    “Complicated” is the operating word. I buy local as often as I can and support the underlying message of that group; at the same time, I don’t believe it’s what will save the world, nor do I think it’s the only way to go. Much of it is in the distribution, as we know, and certainly more can be done to create better and more sustainable systems (think, for example, that some “local” farmers travel 200 miles to SF Ferry Plaza market to sell their wares) as it sounds the author may be pointing out.

    I’m not in the camp for GMO foods, though I know again, there are passionate, smart folks that seem to make reasonable pleas for why it is a good idea, in places like Africa (New Yorker article, some time back), etc.

  17. says

    Eating has become so complicated! I was recently at a talk with Moby who was out promoting his new book Gristle, and he mentioned that it was probably much friendlier to be a meat eater who ate locally produced meat than a vegan who ate soy products produced in Mongolia.

    Organic is good in that it is better for the environment, but is only tastier if those organic tomatoes are grown locally and brought carefully to market and not flown in from an organic farm in Argentina while they were still green. I think that in places where there is enough local farming, absolutely eat locally. However, where local farms have been displaced by industry or reduced to growing commercial crops of soybeans, it is inappropriate to lecture those people about eating locally. It isn’t necessarily possible.

    Obviously, I’m still torn on the issue. I think the less time my veggies spend on an airplane/in a truck the better, but I don’t want to punish people who have no access.

  18. says

    Hello Dianne,
    The title of this book is really interesting- it grabbed my attention regarding in saying that locavores got it wrong. I’m really interested in what the author has to say. If I don’t win your contest, I’ll have to wait till my library gets it :-)

    • diannejacob says

      The subtitle is thought-provoking. I thought it was a boring title for a book, to tell you the truth. The problem is that people don’t always get to see the subtitle.

  19. says

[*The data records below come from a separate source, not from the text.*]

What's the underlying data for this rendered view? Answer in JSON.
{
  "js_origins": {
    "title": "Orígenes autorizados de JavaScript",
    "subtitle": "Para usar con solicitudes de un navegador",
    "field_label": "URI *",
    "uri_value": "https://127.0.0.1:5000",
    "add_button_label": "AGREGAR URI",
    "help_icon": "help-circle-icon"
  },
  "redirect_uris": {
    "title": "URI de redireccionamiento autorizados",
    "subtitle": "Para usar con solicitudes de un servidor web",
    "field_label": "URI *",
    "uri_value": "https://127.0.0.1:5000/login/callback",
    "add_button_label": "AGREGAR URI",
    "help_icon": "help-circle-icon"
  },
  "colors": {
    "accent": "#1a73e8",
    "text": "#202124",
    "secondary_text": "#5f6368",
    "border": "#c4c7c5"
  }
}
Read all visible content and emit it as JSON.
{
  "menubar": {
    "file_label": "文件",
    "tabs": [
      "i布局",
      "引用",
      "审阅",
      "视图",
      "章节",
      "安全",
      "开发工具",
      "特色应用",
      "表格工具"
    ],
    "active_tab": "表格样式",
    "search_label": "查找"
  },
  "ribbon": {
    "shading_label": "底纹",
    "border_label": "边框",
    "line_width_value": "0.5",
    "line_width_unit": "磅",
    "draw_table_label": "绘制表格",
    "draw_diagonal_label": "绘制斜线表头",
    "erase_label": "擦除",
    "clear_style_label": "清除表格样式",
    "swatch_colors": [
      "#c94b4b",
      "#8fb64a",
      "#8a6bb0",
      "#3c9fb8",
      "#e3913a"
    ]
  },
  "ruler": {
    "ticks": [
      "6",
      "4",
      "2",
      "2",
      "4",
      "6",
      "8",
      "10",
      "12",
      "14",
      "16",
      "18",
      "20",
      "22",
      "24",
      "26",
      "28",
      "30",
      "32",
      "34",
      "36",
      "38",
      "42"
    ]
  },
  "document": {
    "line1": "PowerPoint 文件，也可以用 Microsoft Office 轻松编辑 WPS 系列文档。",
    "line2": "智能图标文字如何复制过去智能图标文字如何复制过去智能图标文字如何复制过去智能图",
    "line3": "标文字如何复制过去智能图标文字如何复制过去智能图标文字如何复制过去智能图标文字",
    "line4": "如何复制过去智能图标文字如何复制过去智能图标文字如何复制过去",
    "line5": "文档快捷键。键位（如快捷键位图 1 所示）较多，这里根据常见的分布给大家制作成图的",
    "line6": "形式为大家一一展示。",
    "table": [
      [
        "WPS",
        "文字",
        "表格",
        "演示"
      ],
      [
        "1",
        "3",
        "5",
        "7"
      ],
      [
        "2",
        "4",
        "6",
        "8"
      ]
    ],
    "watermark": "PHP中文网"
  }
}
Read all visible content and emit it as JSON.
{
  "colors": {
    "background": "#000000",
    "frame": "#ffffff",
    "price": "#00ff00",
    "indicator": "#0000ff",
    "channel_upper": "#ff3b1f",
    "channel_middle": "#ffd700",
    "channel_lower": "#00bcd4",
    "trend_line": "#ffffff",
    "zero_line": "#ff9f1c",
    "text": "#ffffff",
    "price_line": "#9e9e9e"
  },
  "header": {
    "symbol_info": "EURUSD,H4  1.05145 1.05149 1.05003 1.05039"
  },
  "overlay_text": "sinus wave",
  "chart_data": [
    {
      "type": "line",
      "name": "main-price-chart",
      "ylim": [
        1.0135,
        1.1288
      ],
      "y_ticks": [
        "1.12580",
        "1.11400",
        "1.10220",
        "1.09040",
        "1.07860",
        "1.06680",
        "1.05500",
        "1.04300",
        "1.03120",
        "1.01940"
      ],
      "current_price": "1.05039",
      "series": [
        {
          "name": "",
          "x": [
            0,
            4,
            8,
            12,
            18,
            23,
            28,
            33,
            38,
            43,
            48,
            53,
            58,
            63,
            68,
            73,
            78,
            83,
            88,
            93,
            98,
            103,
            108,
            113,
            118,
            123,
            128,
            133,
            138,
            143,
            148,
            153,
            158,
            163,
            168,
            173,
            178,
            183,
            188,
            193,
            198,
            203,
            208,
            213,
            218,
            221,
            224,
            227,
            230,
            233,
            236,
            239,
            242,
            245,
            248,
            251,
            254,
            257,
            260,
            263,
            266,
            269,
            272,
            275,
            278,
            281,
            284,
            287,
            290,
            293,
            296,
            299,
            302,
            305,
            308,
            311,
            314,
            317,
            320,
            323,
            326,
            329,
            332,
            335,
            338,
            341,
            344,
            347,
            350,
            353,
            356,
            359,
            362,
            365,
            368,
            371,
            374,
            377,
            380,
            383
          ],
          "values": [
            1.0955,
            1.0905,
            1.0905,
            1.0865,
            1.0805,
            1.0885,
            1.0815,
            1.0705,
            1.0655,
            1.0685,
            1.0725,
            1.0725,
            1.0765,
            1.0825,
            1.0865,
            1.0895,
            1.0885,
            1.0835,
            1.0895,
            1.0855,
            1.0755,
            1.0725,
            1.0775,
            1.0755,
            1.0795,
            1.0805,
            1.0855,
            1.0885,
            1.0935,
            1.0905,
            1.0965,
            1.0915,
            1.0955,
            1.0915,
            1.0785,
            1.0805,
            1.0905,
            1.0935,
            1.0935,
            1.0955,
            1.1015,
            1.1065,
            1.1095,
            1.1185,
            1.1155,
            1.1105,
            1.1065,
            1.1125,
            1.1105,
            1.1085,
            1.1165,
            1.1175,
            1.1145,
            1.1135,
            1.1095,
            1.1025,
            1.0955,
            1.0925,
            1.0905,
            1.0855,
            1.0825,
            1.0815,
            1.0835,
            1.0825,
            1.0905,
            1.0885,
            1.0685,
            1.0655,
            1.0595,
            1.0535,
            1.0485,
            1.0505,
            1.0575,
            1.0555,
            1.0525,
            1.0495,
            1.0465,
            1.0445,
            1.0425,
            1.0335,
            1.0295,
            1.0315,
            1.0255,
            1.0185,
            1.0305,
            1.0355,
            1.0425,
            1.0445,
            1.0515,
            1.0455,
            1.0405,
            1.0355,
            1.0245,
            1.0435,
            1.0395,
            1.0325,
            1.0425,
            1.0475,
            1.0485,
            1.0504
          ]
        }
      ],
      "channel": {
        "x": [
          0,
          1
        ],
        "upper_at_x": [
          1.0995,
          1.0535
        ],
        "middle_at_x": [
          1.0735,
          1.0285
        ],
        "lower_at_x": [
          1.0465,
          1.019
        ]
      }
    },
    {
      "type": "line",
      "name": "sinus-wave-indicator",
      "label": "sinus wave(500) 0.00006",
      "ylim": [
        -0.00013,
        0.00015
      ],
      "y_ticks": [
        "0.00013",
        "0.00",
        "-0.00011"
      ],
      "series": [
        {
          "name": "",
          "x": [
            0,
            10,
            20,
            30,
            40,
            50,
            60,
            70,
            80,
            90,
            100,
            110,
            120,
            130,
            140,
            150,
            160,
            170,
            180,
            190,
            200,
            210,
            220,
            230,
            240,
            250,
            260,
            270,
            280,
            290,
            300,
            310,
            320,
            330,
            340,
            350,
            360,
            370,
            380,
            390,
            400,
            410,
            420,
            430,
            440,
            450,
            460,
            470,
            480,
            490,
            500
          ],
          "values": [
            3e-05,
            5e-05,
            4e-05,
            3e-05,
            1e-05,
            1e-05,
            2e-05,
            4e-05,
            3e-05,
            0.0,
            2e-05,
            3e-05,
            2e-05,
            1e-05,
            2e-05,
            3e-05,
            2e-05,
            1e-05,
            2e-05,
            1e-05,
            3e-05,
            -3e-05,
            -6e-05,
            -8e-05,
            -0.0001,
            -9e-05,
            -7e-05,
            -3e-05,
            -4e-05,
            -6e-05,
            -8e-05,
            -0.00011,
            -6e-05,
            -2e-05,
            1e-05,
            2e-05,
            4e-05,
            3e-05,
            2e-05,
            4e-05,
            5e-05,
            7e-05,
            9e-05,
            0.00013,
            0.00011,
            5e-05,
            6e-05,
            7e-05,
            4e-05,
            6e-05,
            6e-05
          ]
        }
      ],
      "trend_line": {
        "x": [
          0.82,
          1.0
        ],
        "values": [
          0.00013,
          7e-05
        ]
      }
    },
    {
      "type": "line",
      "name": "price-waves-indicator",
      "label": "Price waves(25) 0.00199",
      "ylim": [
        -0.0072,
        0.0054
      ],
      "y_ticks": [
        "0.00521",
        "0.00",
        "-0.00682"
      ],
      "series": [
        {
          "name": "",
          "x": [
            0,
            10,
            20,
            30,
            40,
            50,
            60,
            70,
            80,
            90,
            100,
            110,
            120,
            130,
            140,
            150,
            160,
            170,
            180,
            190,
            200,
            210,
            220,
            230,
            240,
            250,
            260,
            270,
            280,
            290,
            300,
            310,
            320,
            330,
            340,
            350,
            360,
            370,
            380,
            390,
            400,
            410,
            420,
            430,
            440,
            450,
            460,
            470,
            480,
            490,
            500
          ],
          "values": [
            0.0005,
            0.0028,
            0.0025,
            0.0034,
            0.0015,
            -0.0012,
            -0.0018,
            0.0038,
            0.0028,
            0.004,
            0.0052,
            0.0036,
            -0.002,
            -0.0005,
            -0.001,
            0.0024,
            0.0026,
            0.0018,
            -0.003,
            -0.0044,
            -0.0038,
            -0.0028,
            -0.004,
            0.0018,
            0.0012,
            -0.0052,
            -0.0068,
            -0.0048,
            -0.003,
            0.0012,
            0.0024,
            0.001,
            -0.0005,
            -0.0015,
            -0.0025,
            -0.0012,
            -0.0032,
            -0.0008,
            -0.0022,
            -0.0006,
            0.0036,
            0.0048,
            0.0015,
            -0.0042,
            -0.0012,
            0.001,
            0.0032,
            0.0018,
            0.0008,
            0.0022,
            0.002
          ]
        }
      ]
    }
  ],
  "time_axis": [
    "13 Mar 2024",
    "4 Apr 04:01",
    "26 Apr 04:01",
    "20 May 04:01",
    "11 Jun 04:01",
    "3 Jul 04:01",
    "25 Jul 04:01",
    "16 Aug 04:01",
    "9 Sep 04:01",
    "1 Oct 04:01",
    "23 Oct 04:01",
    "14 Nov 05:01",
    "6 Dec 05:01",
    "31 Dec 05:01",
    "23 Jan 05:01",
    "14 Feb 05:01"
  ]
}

    My views on eating responsibly are simple: local and fresh. We’re so blessed here to have such fresh fresh food available year round. I wonder how my views would change if I lived in Arizona, where fresh food is much more expensive and harder to come by?